» AVAILABLE RECORDS
=== Section Start ===
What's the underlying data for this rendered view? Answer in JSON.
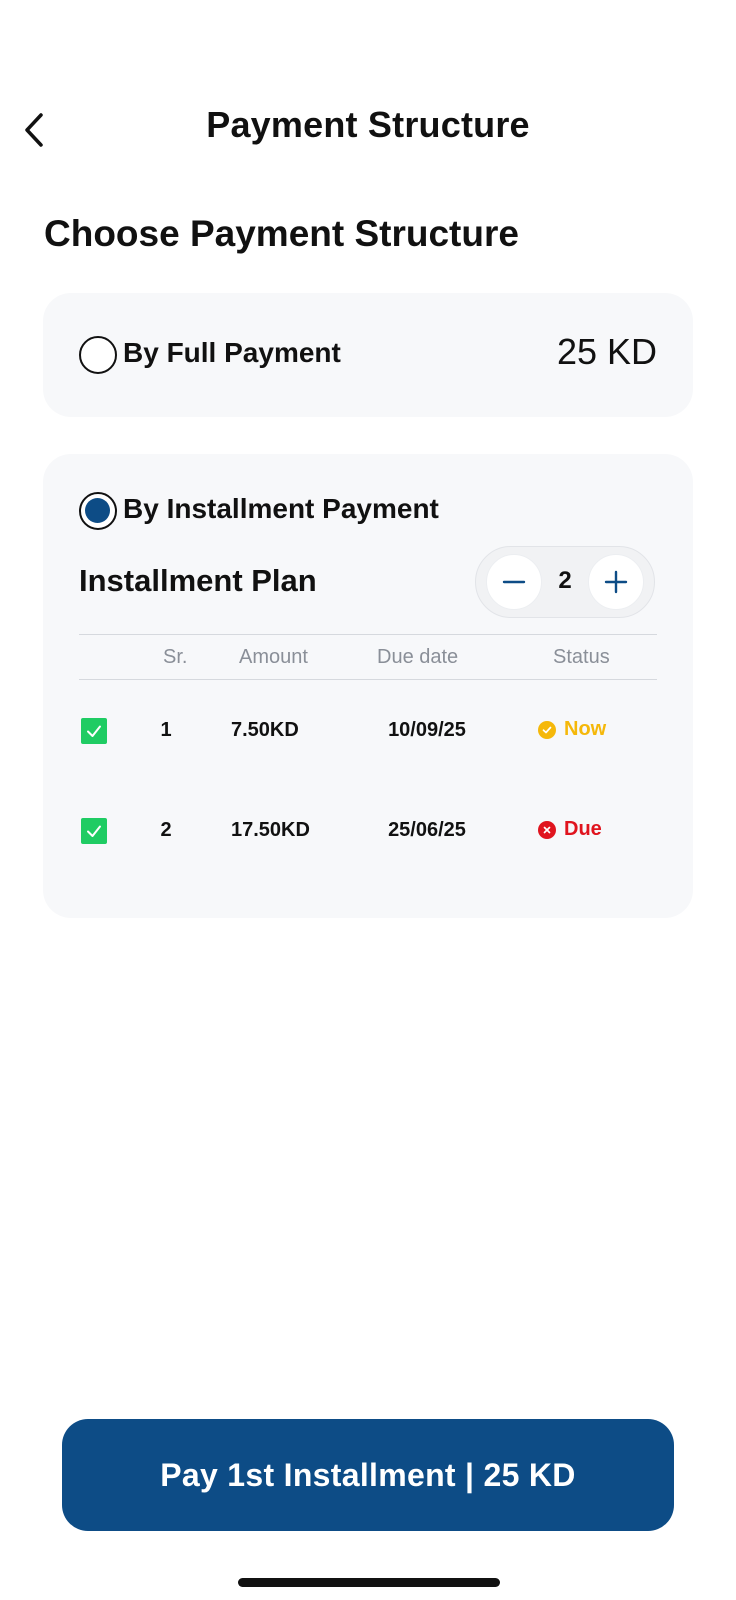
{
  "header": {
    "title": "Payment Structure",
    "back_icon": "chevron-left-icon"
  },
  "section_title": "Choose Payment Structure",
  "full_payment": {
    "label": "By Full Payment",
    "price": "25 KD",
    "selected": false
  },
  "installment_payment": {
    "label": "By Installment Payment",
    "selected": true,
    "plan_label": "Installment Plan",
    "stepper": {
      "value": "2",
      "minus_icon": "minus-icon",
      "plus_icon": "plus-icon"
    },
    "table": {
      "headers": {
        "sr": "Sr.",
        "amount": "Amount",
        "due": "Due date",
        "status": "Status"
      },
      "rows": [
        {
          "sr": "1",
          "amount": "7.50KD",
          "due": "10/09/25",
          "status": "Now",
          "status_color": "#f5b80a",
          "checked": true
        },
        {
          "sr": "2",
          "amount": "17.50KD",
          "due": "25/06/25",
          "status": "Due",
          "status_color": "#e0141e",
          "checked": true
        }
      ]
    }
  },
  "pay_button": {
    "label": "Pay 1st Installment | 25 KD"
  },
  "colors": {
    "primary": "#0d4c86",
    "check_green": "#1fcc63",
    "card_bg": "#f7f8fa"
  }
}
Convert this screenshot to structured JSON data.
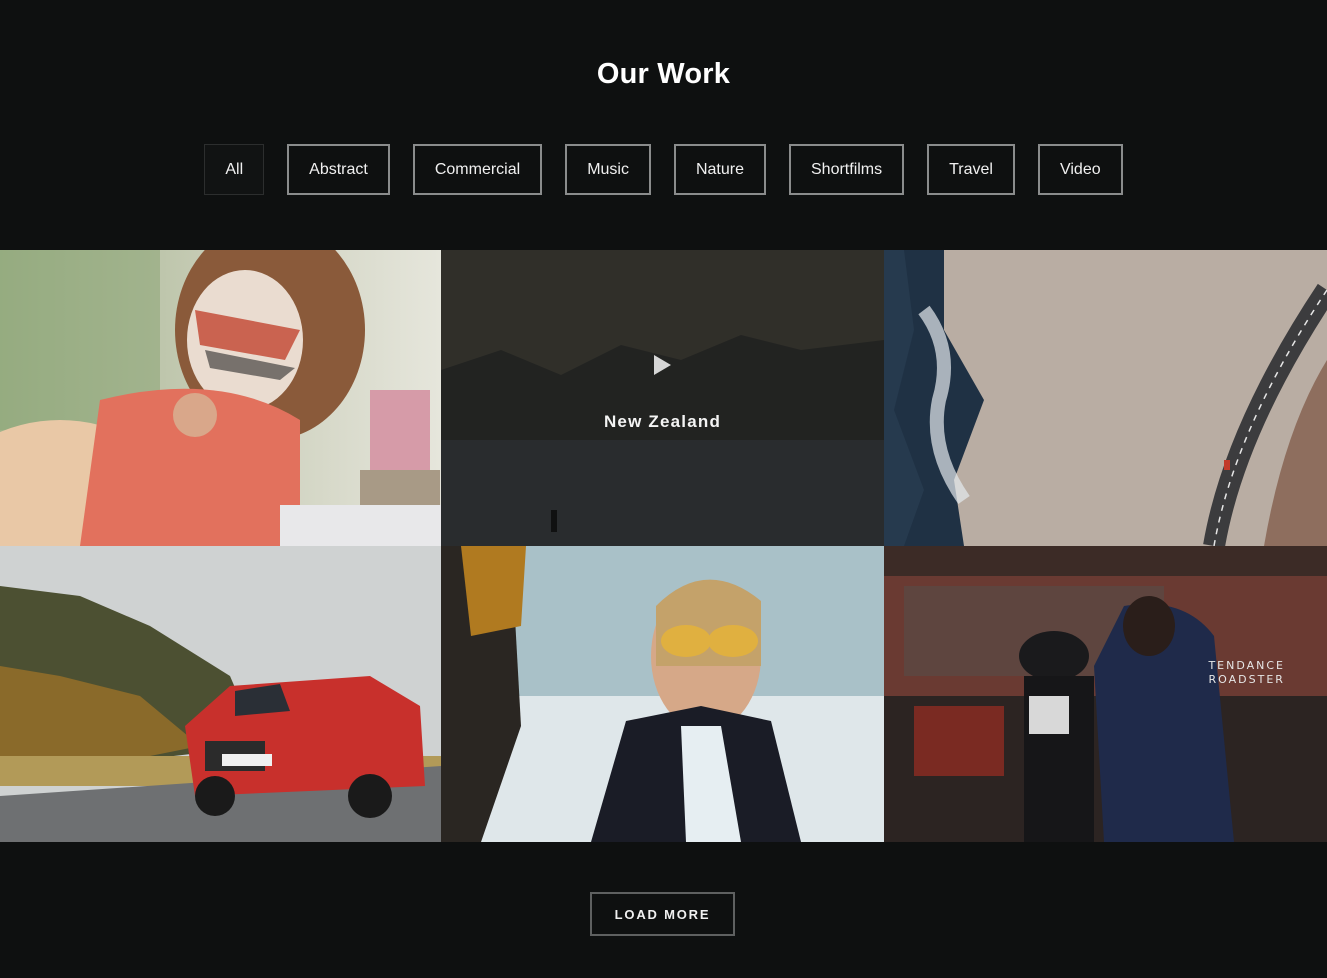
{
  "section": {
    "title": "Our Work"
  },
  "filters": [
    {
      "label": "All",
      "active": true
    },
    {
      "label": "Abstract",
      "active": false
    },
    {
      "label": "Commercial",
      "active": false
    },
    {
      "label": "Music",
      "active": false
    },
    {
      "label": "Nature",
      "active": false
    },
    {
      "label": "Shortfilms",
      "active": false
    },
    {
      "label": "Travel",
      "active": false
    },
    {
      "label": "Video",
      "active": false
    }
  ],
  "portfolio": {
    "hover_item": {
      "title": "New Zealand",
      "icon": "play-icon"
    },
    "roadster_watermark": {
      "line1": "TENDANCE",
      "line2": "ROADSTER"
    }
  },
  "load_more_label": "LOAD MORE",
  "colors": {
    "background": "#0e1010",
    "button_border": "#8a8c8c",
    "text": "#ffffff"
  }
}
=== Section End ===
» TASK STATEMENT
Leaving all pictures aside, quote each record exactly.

» REPLY
What's the underlying data for this rendered view? Answer in JSON.
{
  "header": {
    "title": "Payment Structure",
    "back_icon": "chevron-left-icon"
  },
  "section_title": "Choose Payment Structure",
  "full_payment": {
    "label": "By Full Payment",
    "price": "25 KD",
    "selected": false
  },
  "installment_payment": {
    "label": "By Installment Payment",
    "selected": true,
    "plan_label": "Installment Plan",
    "stepper": {
      "value": "2",
      "minus_icon": "minus-icon",
      "plus_icon": "plus-icon"
    },
    "table": {
      "headers": {
        "sr": "Sr.",
        "amount": "Amount",
        "due": "Due date",
        "status": "Status"
      },
      "rows": [
        {
          "sr": "1",
          "amount": "7.50KD",
          "due": "10/09/25",
          "status": "Now",
          "status_color": "#f5b80a",
          "checked": true
        },
        {
          "sr": "2",
          "amount": "17.50KD",
          "due": "25/06/25",
          "status": "Due",
          "status_color": "#e0141e",
          "checked": true
        }
      ]
    }
  },
  "pay_button": {
    "label": "Pay 1st Installment | 25 KD"
  },
  "colors": {
    "primary": "#0d4c86",
    "check_green": "#1fcc63",
    "card_bg": "#f7f8fa"
  }
}
Convert this screenshot to structured JSON data.
{
  "section": {
    "title": "Our Work"
  },
  "filters": [
    {
      "label": "All",
      "active": true
    },
    {
      "label": "Abstract",
      "active": false
    },
    {
      "label": "Commercial",
      "active": false
    },
    {
      "label": "Music",
      "active": false
    },
    {
      "label": "Nature",
      "active": false
    },
    {
      "label": "Shortfilms",
      "active": false
    },
    {
      "label": "Travel",
      "active": false
    },
    {
      "label": "Video",
      "active": false
    }
  ],
  "portfolio": {
    "hover_item": {
      "title": "New Zealand",
      "icon": "play-icon"
    },
    "roadster_watermark": {
      "line1": "TENDANCE",
      "line2": "ROADSTER"
    }
  },
  "load_more_label": "LOAD MORE",
  "colors": {
    "background": "#0e1010",
    "button_border": "#8a8c8c",
    "text": "#ffffff"
  }
}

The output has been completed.